• **WHAT YOU ARE ASKED TO DO**:
Each line in these records that contains "screenshot" counts once. Give the number only.

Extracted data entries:

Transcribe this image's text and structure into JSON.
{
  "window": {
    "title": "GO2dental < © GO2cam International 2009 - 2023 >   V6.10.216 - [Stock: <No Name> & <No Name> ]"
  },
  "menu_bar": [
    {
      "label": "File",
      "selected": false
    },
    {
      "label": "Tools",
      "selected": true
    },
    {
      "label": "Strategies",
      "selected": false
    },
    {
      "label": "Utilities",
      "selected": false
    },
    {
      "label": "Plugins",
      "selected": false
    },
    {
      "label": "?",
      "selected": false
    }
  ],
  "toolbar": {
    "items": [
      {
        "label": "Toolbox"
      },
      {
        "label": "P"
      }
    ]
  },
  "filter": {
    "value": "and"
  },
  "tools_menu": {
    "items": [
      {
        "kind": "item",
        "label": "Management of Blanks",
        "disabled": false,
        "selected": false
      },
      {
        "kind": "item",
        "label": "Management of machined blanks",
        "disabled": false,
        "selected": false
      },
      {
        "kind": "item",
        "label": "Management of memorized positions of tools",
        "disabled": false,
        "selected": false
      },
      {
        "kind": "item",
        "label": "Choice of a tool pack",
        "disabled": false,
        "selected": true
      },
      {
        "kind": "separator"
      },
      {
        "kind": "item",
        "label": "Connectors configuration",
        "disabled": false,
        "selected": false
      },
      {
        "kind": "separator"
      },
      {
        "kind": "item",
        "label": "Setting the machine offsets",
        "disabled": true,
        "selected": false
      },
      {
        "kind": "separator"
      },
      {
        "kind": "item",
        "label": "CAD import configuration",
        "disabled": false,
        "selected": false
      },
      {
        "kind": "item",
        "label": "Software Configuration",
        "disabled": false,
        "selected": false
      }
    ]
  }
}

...

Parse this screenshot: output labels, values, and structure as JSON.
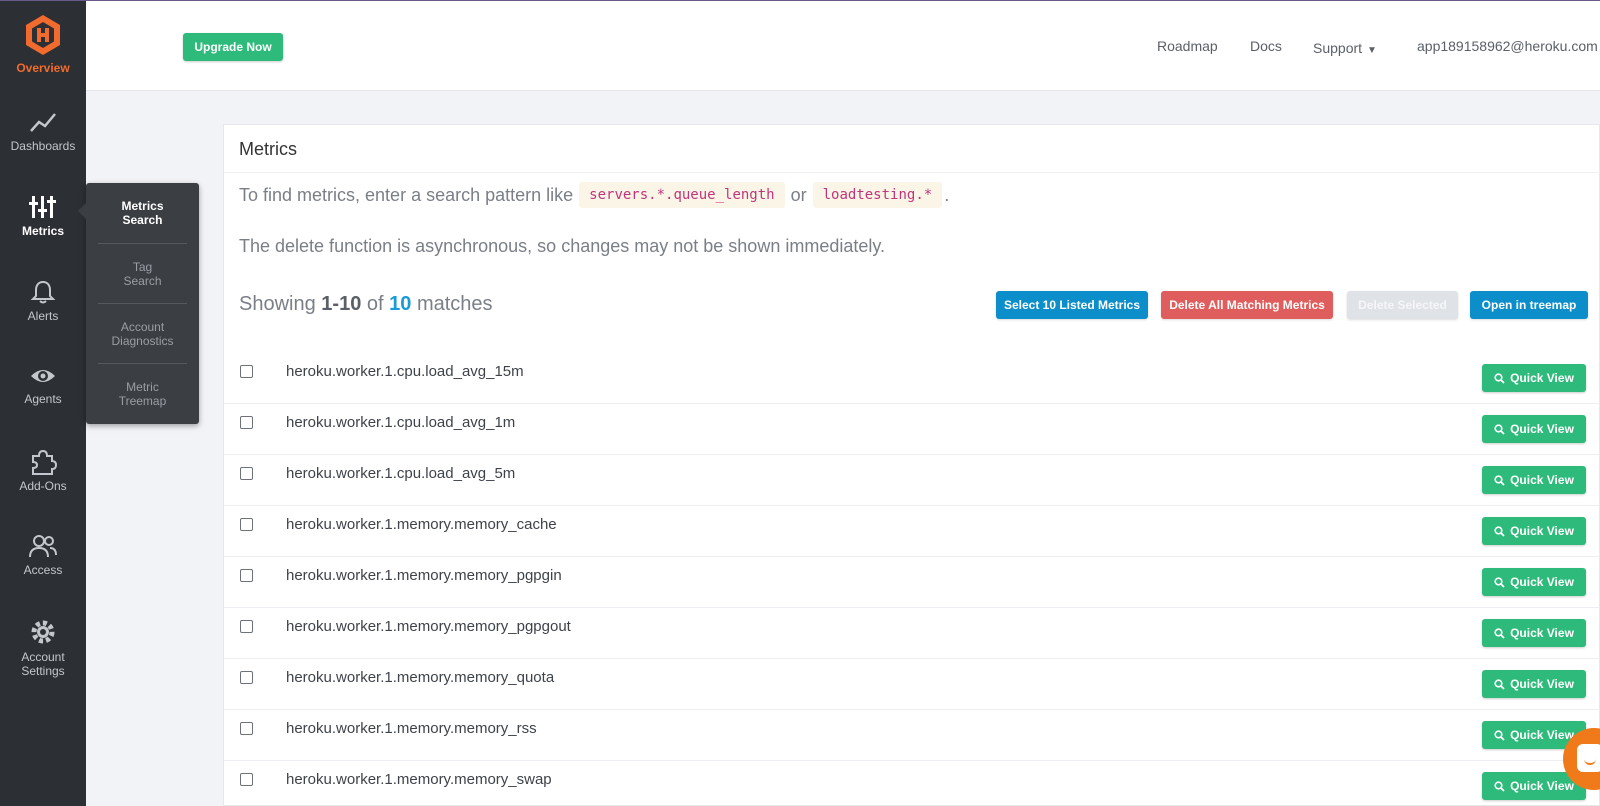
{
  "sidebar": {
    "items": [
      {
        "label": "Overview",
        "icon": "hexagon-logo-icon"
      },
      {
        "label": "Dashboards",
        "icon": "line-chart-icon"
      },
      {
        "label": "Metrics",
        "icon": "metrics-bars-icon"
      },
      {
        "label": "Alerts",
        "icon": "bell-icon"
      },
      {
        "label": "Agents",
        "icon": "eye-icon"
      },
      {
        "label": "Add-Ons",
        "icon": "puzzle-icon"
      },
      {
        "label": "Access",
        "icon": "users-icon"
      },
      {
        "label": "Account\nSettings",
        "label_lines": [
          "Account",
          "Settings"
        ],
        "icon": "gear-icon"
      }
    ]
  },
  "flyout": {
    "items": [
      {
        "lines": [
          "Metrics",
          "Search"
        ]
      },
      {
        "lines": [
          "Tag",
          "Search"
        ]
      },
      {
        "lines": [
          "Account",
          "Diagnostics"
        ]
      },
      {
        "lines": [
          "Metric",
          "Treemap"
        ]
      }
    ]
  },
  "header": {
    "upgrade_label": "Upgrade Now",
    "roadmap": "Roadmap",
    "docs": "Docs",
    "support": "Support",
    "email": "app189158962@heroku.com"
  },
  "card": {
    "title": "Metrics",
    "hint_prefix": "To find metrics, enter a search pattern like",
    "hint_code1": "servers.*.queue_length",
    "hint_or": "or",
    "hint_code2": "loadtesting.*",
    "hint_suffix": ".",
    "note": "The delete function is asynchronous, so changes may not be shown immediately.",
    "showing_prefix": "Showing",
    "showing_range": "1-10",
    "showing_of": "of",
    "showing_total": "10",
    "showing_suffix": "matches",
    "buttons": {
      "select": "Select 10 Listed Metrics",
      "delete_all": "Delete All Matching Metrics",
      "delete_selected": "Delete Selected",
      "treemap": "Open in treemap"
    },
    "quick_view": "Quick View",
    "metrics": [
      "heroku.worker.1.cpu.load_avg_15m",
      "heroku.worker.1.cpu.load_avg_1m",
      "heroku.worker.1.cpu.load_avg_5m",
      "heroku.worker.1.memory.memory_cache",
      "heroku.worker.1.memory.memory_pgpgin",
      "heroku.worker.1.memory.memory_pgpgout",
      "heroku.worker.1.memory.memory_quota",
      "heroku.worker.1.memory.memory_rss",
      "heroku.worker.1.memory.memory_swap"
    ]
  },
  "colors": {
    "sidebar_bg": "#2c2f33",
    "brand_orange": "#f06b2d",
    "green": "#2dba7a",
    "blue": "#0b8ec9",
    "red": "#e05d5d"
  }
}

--

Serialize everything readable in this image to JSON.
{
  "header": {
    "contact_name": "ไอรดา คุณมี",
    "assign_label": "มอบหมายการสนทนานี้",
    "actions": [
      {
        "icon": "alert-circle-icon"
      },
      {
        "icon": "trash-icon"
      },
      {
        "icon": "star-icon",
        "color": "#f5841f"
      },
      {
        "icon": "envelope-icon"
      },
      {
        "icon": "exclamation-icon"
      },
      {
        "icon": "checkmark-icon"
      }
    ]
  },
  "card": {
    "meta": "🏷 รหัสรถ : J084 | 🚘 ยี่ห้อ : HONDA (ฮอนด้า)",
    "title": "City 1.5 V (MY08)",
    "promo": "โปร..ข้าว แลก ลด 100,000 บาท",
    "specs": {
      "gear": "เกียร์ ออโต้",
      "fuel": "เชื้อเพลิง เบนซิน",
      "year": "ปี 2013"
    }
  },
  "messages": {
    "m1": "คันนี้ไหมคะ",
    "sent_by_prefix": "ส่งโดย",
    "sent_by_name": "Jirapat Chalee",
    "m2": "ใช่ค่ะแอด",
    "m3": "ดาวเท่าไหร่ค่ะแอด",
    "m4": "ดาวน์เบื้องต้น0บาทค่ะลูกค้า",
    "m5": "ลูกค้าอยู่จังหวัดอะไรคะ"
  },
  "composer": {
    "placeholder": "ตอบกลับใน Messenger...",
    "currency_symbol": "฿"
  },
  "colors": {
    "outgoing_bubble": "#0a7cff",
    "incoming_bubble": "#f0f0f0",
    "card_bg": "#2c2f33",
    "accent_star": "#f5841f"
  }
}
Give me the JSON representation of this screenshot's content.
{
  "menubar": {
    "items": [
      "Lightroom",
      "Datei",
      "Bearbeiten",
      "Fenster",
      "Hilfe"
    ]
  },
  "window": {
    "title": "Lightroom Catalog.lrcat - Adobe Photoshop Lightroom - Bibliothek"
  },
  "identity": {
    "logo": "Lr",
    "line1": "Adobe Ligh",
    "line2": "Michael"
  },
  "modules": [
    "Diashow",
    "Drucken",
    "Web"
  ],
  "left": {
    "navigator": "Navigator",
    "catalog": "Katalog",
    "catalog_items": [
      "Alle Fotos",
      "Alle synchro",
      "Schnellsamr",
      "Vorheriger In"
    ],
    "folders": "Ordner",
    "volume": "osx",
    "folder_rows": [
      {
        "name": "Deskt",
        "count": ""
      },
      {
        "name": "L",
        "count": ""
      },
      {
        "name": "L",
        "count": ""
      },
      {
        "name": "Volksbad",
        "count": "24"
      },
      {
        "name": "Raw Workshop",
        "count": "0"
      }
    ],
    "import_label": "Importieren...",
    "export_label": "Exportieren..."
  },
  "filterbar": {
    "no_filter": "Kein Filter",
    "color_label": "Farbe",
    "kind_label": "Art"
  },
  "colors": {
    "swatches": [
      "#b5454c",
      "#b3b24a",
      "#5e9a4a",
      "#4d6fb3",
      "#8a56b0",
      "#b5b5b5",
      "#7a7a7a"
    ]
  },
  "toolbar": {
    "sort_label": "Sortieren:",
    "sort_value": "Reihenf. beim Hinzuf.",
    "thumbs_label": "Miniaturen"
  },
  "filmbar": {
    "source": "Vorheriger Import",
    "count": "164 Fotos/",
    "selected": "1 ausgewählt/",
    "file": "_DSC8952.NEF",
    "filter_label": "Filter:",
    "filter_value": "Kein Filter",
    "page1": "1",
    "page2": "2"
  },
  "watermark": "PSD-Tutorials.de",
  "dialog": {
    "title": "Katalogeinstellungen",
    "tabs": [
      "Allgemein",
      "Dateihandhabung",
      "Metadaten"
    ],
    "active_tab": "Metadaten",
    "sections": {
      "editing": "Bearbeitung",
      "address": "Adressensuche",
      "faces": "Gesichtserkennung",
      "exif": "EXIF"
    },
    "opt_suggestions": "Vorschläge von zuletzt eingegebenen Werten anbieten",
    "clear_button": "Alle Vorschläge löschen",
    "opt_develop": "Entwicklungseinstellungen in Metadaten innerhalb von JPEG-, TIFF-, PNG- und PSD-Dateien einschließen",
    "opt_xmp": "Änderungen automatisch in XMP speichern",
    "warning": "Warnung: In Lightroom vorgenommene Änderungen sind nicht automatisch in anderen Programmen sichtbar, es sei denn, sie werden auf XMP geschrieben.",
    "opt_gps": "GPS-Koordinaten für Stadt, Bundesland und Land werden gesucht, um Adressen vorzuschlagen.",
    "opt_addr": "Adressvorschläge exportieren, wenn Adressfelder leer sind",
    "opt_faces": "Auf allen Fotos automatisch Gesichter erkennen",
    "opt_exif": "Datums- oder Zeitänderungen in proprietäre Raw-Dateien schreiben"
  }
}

• **OUTPUT FOR THIS EXERCISE**:
2